According to the National Institute of Health, approximately 25 million Americans are suffering from heartburn each year. With such a large number of the population afflicted with this painful and potentially dangerous health problem, chances are that you are represented in this statistic. Over the past decade pharmaceutical companies have lead us to believe that the cause of this heartburn epidemic is an overproduction of stomach acid and doctors are writing millions of “acid blocker” prescriptions each year aimed at easing the symptoms of acid reflux. Ironically however, low stomach acid levels, not excessive levels, may very well be causing your heartburn. And furthermore, the very act of “blocking” your stomach acid production can have disastrous consequences for your health down the road.
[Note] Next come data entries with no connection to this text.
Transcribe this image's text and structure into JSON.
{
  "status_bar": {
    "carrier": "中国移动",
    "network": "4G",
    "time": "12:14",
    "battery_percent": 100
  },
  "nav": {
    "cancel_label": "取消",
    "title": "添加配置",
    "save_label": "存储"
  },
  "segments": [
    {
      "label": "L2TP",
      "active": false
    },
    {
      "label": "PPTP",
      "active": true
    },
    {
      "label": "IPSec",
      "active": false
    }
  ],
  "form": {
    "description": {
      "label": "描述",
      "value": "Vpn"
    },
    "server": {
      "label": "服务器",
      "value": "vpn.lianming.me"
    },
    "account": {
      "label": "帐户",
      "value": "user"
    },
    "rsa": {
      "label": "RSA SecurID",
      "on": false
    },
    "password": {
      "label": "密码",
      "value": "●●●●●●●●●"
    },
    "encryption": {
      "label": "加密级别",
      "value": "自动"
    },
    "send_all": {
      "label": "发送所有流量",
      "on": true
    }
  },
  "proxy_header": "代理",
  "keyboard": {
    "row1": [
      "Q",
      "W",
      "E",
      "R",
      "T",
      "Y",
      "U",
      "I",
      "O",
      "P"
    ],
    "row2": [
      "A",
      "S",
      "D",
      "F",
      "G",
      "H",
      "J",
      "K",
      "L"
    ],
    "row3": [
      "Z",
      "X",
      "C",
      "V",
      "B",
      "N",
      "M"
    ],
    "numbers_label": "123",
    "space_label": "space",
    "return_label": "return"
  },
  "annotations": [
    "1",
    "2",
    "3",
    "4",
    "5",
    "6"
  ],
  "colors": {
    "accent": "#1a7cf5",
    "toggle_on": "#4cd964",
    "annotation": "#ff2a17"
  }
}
Acid reflux is often incorrectly thought of as a stomach acid disease, but actually it is the result of a malfunctioning muscle called the lower esophageal sphincter (LES). The LES is a flap that separates the base of the esophagus from the top of the stomach and opens only to allow food and liquids to pass down or vomit or gas to pass up. When the LES is functioning properly it will remain closed at all other times, sealing off the esophagus from the harmful acids in the stomach. When the LES is malfunctioning however, the corrosive stomach acids are able to make their way into the esophagus where they burn Continue reading